http://www.bp.com/en/global/

http://www.google.com

US Department of Labour (2011) 'BP History Fact Sheet', [online] Available at:
http://www.osha.gov/dep/bp/bphistory.html

Aulds, T. (2010) 'BP: 500,000 pounds of emissions released', The Daily News, [online]
Available at: http://galvestondailynews.com/story/157738/.

Bamberg, J. (2009) The History of the British Petroleum Company, Cambridge: Cambridge
University Press.

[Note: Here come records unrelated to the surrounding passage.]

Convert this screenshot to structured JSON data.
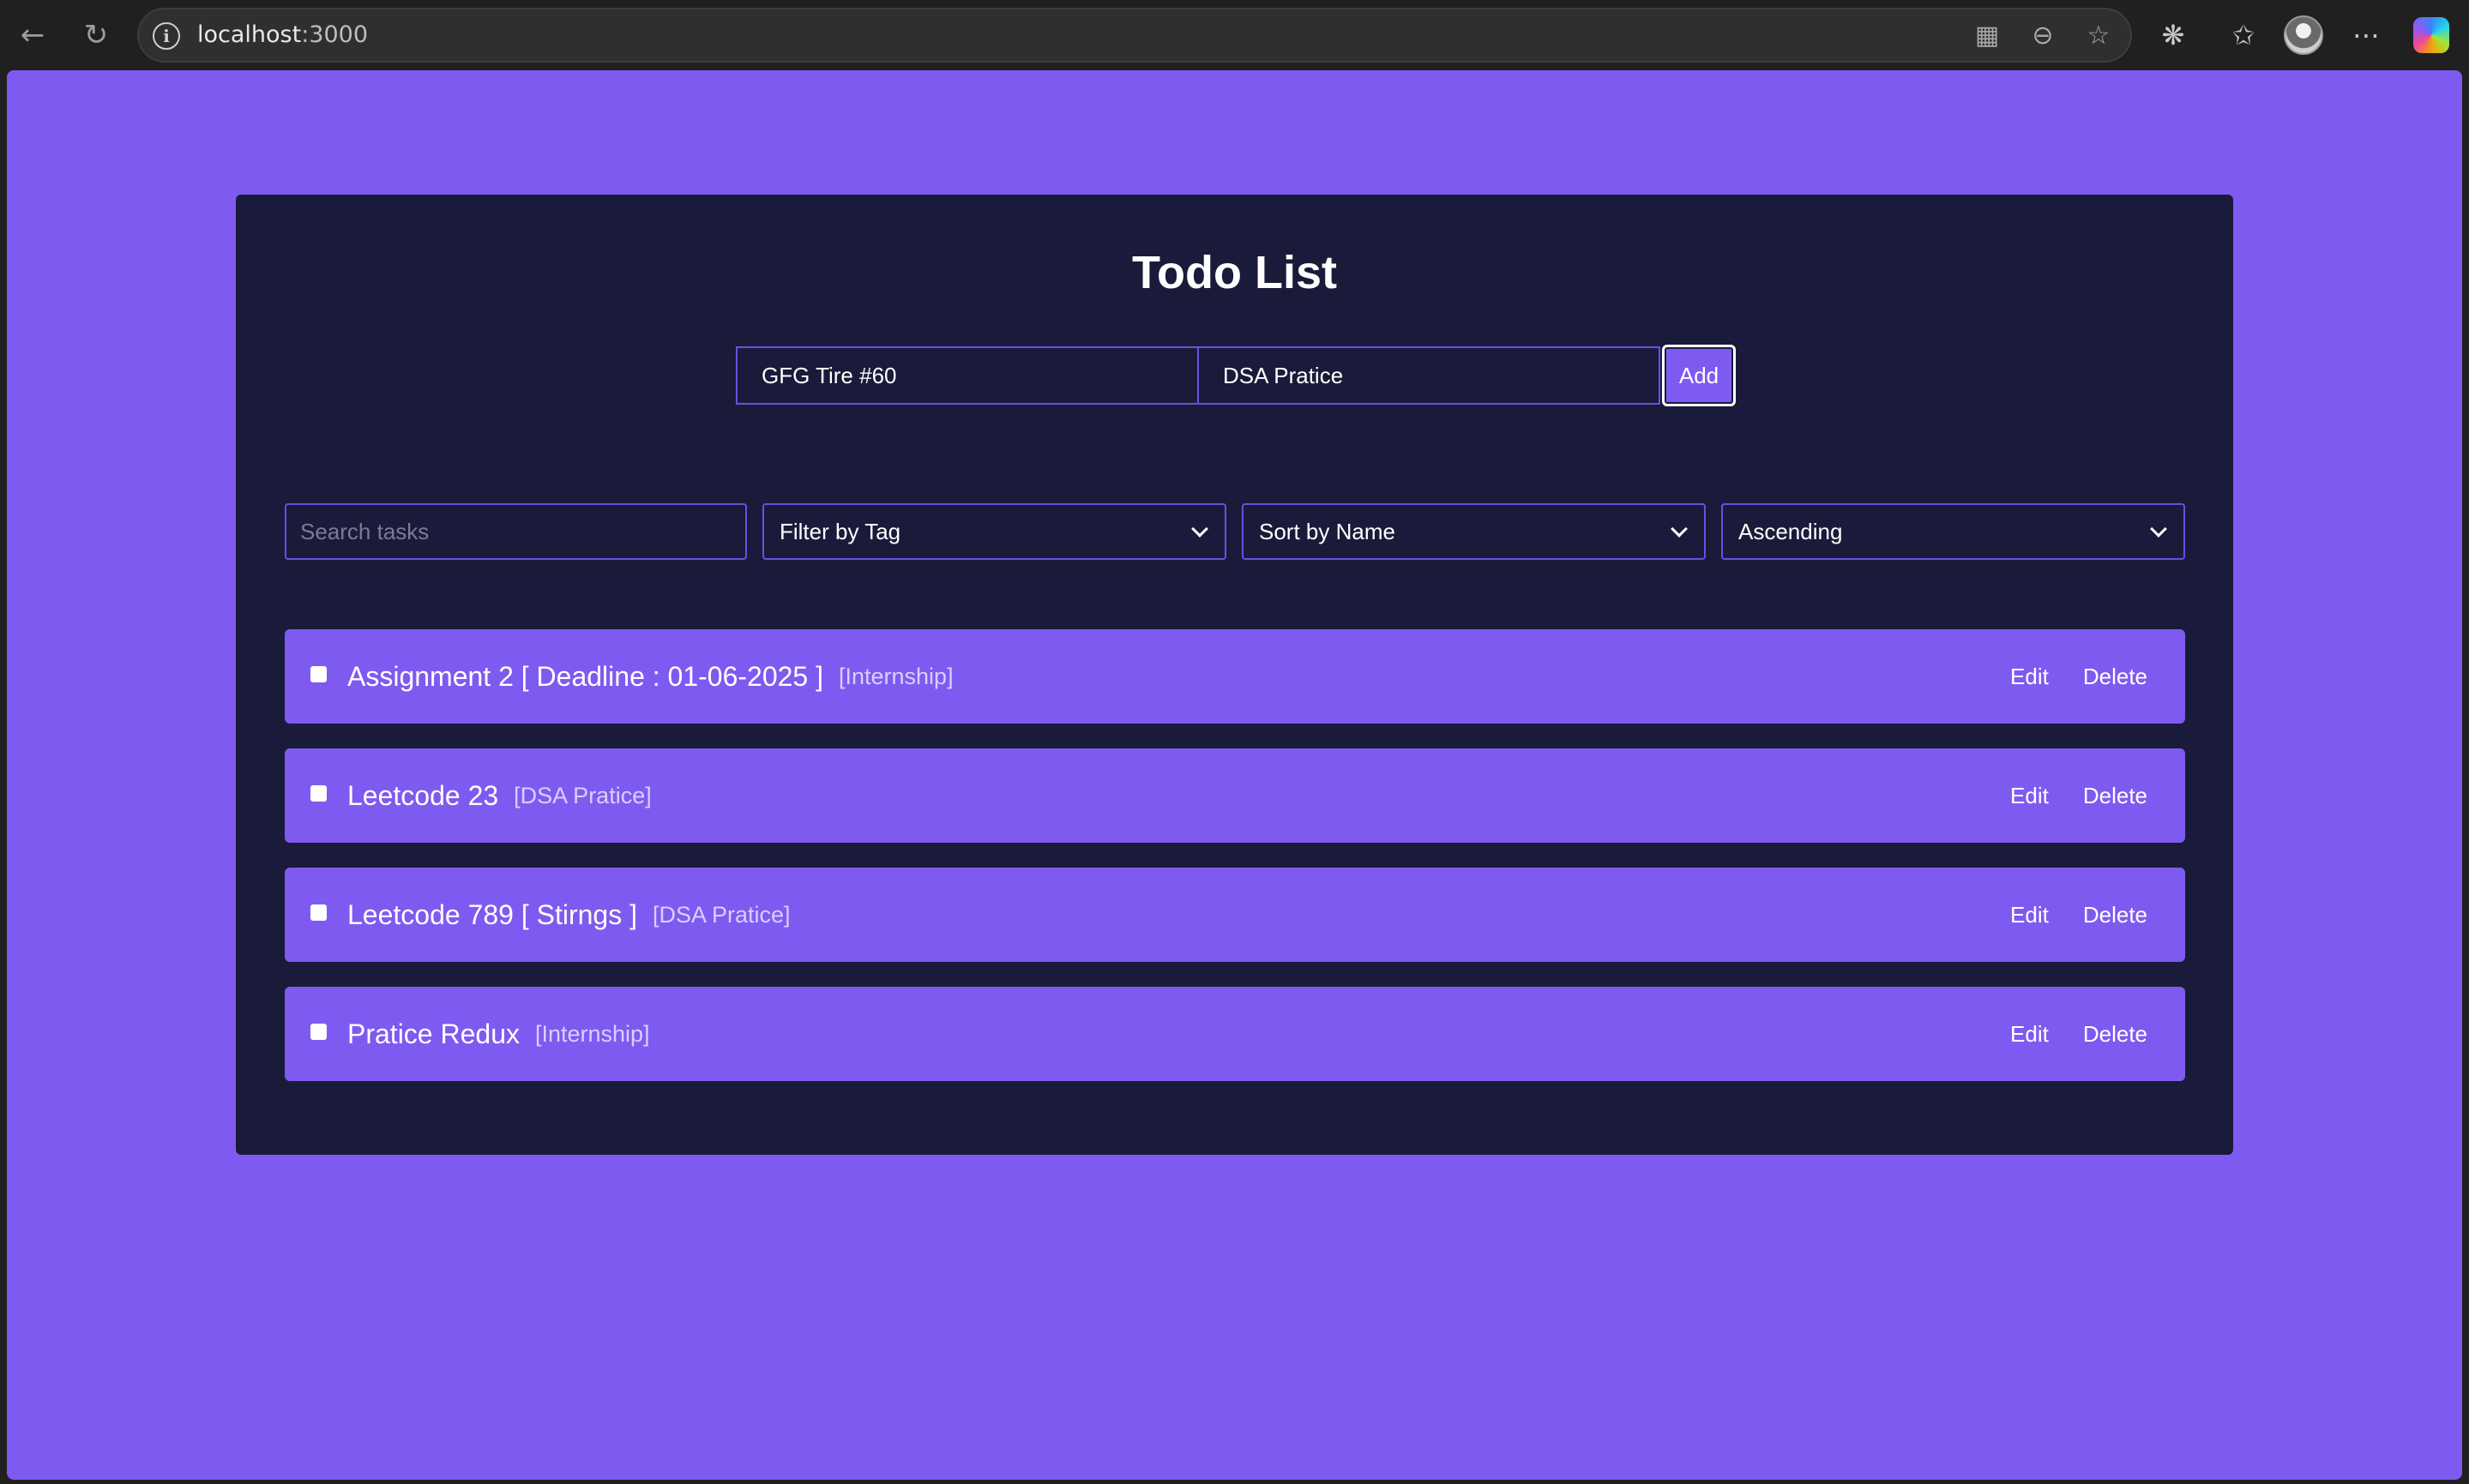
{
  "browser": {
    "url_host": "localhost",
    "url_port": ":3000",
    "icons": {
      "back": "back-arrow-icon",
      "refresh": "refresh-icon",
      "info": "info-icon",
      "apps": "app-grid-icon",
      "zoom": "zoom-out-icon",
      "favorite": "star-icon",
      "extensions": "puzzle-icon",
      "favorites": "favorites-icon",
      "more": "more-icon"
    }
  },
  "app": {
    "title": "Todo List",
    "new_task": {
      "name_value": "GFG Tire #60",
      "tag_value": "DSA Pratice",
      "add_label": "Add"
    },
    "controls": {
      "search_placeholder": "Search tasks",
      "filter_value": "Filter by Tag",
      "sort_value": "Sort by Name",
      "order_value": "Ascending"
    },
    "tasks": [
      {
        "text": "Assignment 2 [ Deadline : 01-06-2025 ]",
        "tag": "[Internship]",
        "edit": "Edit",
        "delete": "Delete"
      },
      {
        "text": "Leetcode 23",
        "tag": "[DSA Pratice]",
        "edit": "Edit",
        "delete": "Delete"
      },
      {
        "text": "Leetcode 789 [ Stirngs ]",
        "tag": "[DSA Pratice]",
        "edit": "Edit",
        "delete": "Delete"
      },
      {
        "text": "Pratice Redux",
        "tag": "[Internship]",
        "edit": "Edit",
        "delete": "Delete"
      }
    ]
  },
  "colors": {
    "page_bg": "#7f5af0",
    "panel_bg": "#1a1b3a",
    "task_bg": "#7f5af0",
    "border": "#6b4fe0"
  }
}
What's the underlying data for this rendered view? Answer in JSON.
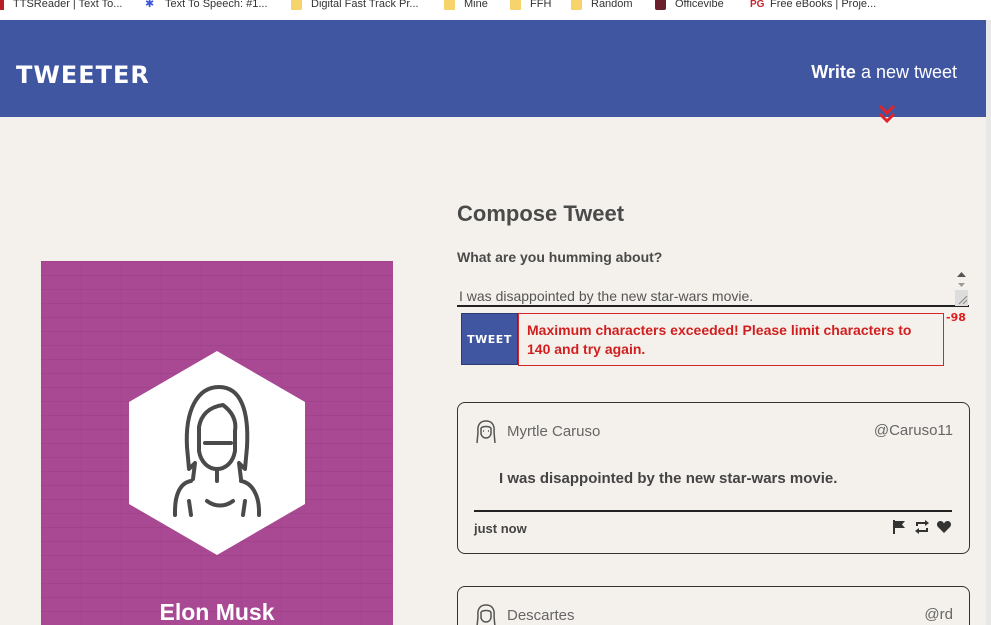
{
  "bookmarks": [
    {
      "label": "TTSReader | Text To...",
      "icon": "ttsreader-icon"
    },
    {
      "label": "Text To Speech: #1...",
      "icon": "speech-icon"
    },
    {
      "label": "Digital Fast Track Pr...",
      "icon": "folder-icon"
    },
    {
      "label": "Mine",
      "icon": "folder-icon"
    },
    {
      "label": "FFH",
      "icon": "folder-icon"
    },
    {
      "label": "Random",
      "icon": "folder-icon"
    },
    {
      "label": "Officevibe",
      "icon": "officevibe-icon"
    },
    {
      "label": "Free eBooks | Proje...",
      "icon": "gutenberg-icon"
    }
  ],
  "header": {
    "logo": "TWEETER",
    "write_bold": "Write",
    "write_rest": " a new tweet",
    "bg_color": "#4056a1",
    "chevron_color": "#e0242a"
  },
  "profile": {
    "name": "Elon Musk",
    "bg_color": "#a94893"
  },
  "compose": {
    "title": "Compose Tweet",
    "label": "What are you humming about?",
    "input_value": "I was disappointed by the new star-wars movie.",
    "counter": "-98",
    "button_label": "TWEET",
    "error_message": "Maximum characters exceeded! Please limit characters to 140 and try again."
  },
  "tweets": [
    {
      "name": "Myrtle Caruso",
      "handle": "@Caruso11",
      "content": "I was disappointed by the new star-wars movie.",
      "time": "just now"
    },
    {
      "name": "Descartes",
      "handle": "@rd"
    }
  ]
}
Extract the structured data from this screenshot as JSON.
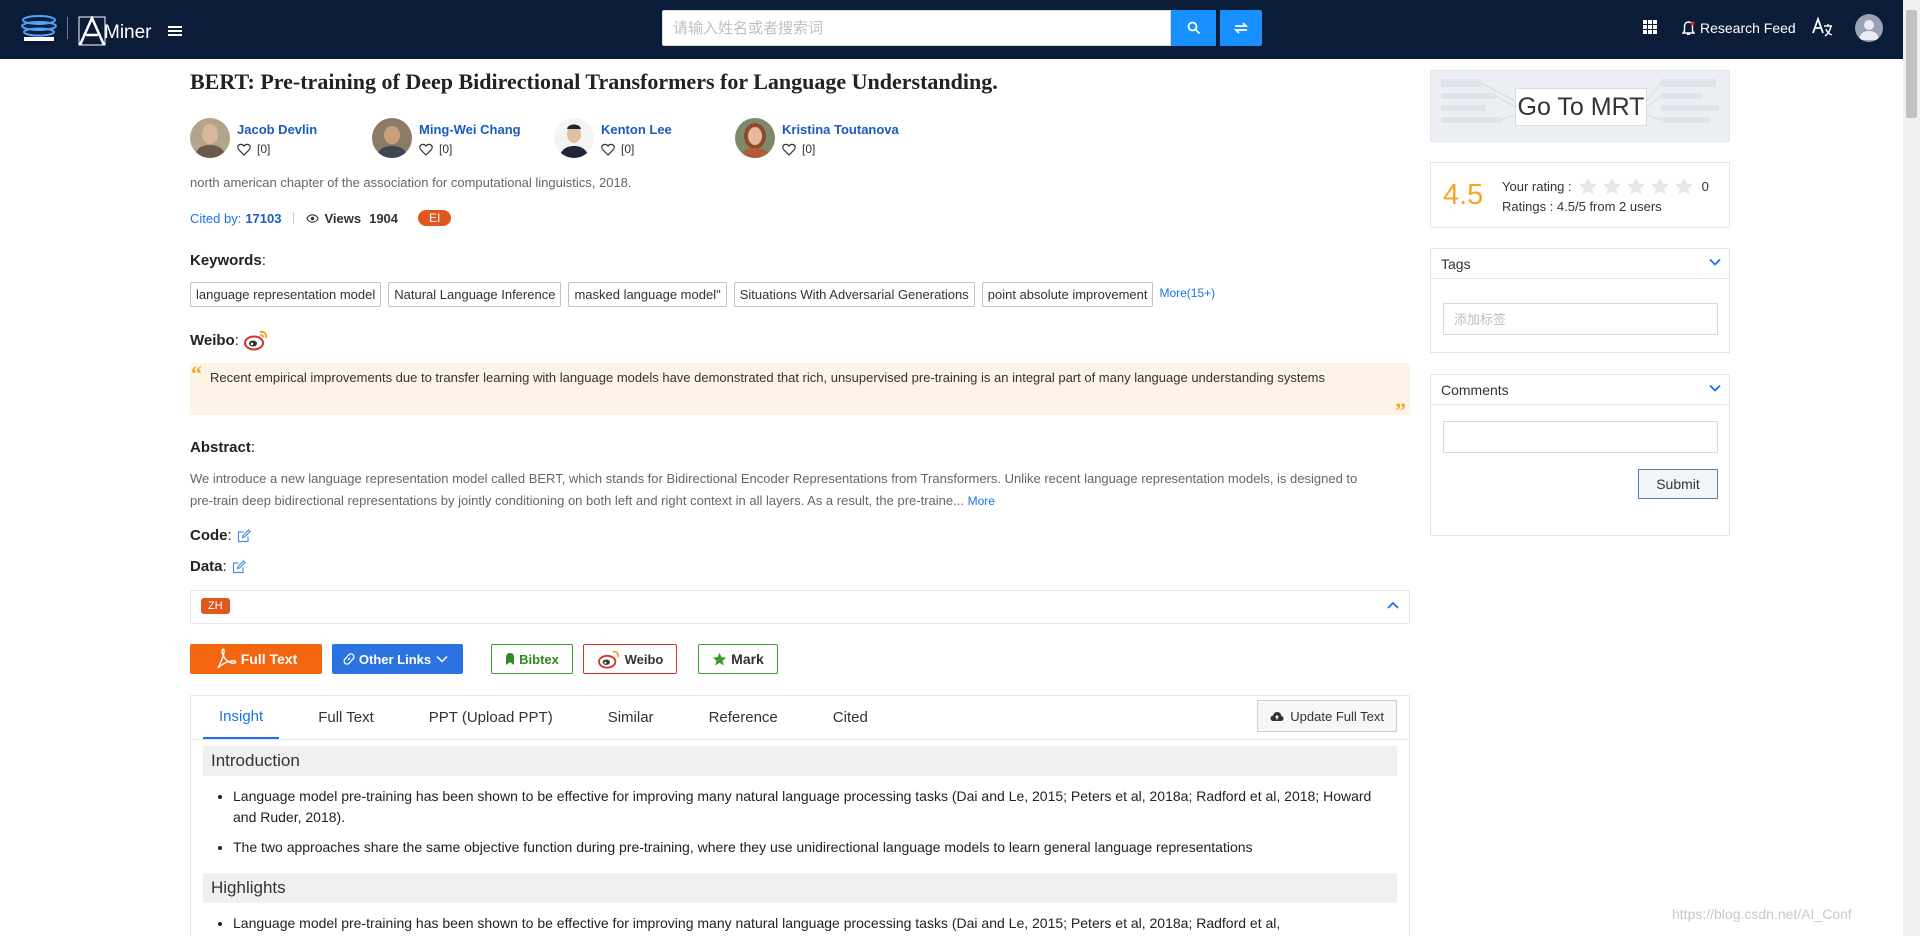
{
  "header": {
    "logo_text": "Miner",
    "search": {
      "placeholder": "请输入姓名或者搜索词",
      "value": ""
    },
    "research_feed_label": "Research Feed",
    "icons": [
      "vicvest-logo",
      "aminer-logo",
      "menu-icon",
      "search-icon",
      "swap-icon",
      "apps-grid-icon",
      "bell-icon",
      "translate-icon",
      "user-avatar-icon"
    ]
  },
  "paper": {
    "title": "BERT: Pre-training of Deep Bidirectional Transformers for Language Understanding.",
    "authors": [
      {
        "name": "Jacob Devlin",
        "follow": "[0]"
      },
      {
        "name": "Ming-Wei Chang",
        "follow": "[0]"
      },
      {
        "name": "Kenton Lee",
        "follow": "[0]"
      },
      {
        "name": "Kristina Toutanova",
        "follow": "[0]"
      }
    ],
    "venue": "north american chapter of the association for computational linguistics, 2018.",
    "cited_label": "Cited by:",
    "cited_count": "17103",
    "views_label": "Views",
    "views_count": "1904",
    "badge": "EI",
    "keywords_label": "Keywords",
    "keywords": [
      "language representation model",
      "Natural Language Inference",
      "masked language model\"",
      "Situations With Adversarial Generations",
      "point absolute improvement"
    ],
    "keywords_more": "More(15+)",
    "weibo_label": "Weibo",
    "weibo_quote": "Recent empirical improvements due to transfer learning with language models have demonstrated that rich, unsupervised pre-training is an integral part of many language understanding systems",
    "abstract_label": "Abstract",
    "abstract_text": "We introduce a new language representation model called BERT, which stands for Bidirectional Encoder Representations from Transformers. Unlike recent language representation models, is designed to pre-train deep bidirectional representations by jointly conditioning on both left and right context in all layers. As a result, the pre-traine...",
    "abstract_more": "More",
    "code_label": "Code",
    "data_label": "Data",
    "colon": ":",
    "zh_badge": "ZH"
  },
  "actions": {
    "full_text": "Full Text",
    "other_links": "Other Links",
    "bibtex": "Bibtex",
    "weibo": "Weibo",
    "mark": "Mark"
  },
  "tabs": {
    "items": [
      "Insight",
      "Full Text",
      "PPT (Upload PPT)",
      "Similar",
      "Reference",
      "Cited"
    ],
    "active": "Insight",
    "update_label": "Update Full Text"
  },
  "insight": {
    "introduction_title": "Introduction",
    "introduction": [
      "Language model pre-training has been shown to be effective for improving many natural language processing tasks (Dai and Le, 2015; Peters et al, 2018a; Radford et al, 2018; Howard and Ruder, 2018).",
      "The two approaches share the same objective function during pre-training, where they use unidirectional language models to learn general language representations"
    ],
    "highlights_title": "Highlights",
    "highlights": [
      "Language model pre-training has been shown to be effective for improving many natural language processing tasks (Dai and Le, 2015; Peters et al, 2018a; Radford et al,"
    ]
  },
  "sidebar": {
    "mrt_label": "Go To MRT",
    "rating_score": "4.5",
    "your_rating_label": "Your rating :",
    "your_rating_value": 0,
    "your_rating_text": "0",
    "rating_summary": "Ratings : 4.5/5 from 2 users",
    "tags_title": "Tags",
    "tags_placeholder": "添加标签",
    "comments_title": "Comments",
    "comment_value": "",
    "submit_label": "Submit"
  },
  "watermark": "https://blog.csdn.net/AI_Conf",
  "colors": {
    "nav_bg": "#0b1c39",
    "primary_blue": "#1890ff",
    "full_text_orange": "#f3650e",
    "ei_orange": "#e0581e",
    "rating_gold": "#f5a623",
    "bibtex_green": "#3a9a2a",
    "weibo_red": "#d0342c",
    "quote_bg": "#fdf3e6"
  }
}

BP (2001) 'Technology and business - a progress report', [online] Available at:
http://www.bp.com/genericarticle.do?categoryId=98&contentId=2000347

BP (2012) 'Annual Report', [online] available at:
http://www.bp.com/liveassets/bp_internet/globalbp/STAGING/global_assets/downloads/I/BP
_Annual_Report_and_Form_20F.pdf

BP (2011) 'Strategy', [online] Available at:
http://www.bp.com/genericsection.do?categoryId=135&contentId=7038549

Jens Trulsson (2010) Universum Quarterly: The future of BPs brand, Universum
US Department of Labour (2011) 'BP History Fact Sheet', [online] Available at:

http://www.osha.gov/dep/bp/bphistory.html